++++ Data shown
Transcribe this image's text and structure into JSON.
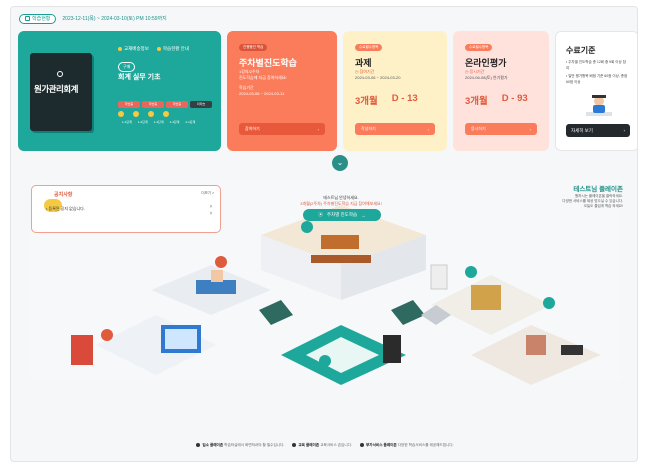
{
  "topbar": {
    "badge_label": "학습현황",
    "period": "2023-12-11(목) ~ 2024-03-10(토) PM 10:59까지"
  },
  "course_card": {
    "book_title": "원가관리회계",
    "book_sub": "",
    "tags": [
      "교재배송정보",
      "학습현황 안내"
    ],
    "badge": "구매",
    "course_name": "회계 실무 기초",
    "chapters": [
      "학습중",
      "학습중",
      "학습중",
      "미학습"
    ],
    "steps": [
      "1-1단계",
      "1-2단계",
      "1-3단계",
      "1-4단계",
      "2-1단계"
    ]
  },
  "guided_card": {
    "badge": "진행중인 학습",
    "title": "주차별진도학습",
    "line1": "1강의/2주차",
    "line2": "진도학습에 지금 참여하세요!",
    "line3": "학습기간",
    "line4": "2024-03-06 ~ 2024-03-11",
    "button": "참여하기"
  },
  "assignment_card": {
    "badge": "수료필수항목",
    "title": "과제",
    "status": "참여기간",
    "period": "2024-03-06 ~ 2024-03-20",
    "months": "3개월",
    "dday": "D - 13",
    "button": "작성하기"
  },
  "exam_card": {
    "badge": "수료필수항목",
    "title": "온라인평가",
    "status": "응시기간",
    "period": "2024-06-08(토) 연기평가",
    "months": "3개월",
    "dday": "D - 93",
    "button": "응시하기"
  },
  "criteria_card": {
    "title": "수료기준",
    "items": [
      "주차별 진도학습 총 12회 중 9회 이상 참여",
      "일반 평가항목 배점 기준 60점 이상, 총점 60점 이상"
    ],
    "button": "자세히 보기"
  },
  "notice": {
    "title": "공지사항",
    "more": "더보기 >",
    "text": "등록된 공지 없습니다."
  },
  "greeting": {
    "line1": "테스트님 안녕하세요.",
    "line2": "3개월(2주차) 주차별진도학습 지금 참여해보세요!",
    "button": "주차별 진도학습"
  },
  "platform": {
    "title": "테스트님 플레이존",
    "line1": "원하시는 플레이존을 클릭하세요.",
    "line2": "다양한 서비스를 제공 받으실 수 있습니다.",
    "line3": "오늘도 즐겁게 학습 하세요!"
  },
  "footer": {
    "item1_title": "입소 플레이존",
    "item1_text": "학습하실에서 화면하셔야 할 필수입니다.",
    "item2_title": "교육 플레이존",
    "item2_text": "교육서비스 존입니다.",
    "item3_title": "부가서비스 플레이존",
    "item3_text": "다양한 학습서비스를 제공해드립니다."
  },
  "colors": {
    "teal": "#1ea89b",
    "orange": "#fb7c5b",
    "yellow": "#fff1c7",
    "pink": "#ffe2dc",
    "accent_red": "#e05a3c"
  }
}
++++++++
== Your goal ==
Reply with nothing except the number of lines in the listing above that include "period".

== Answer space ==
3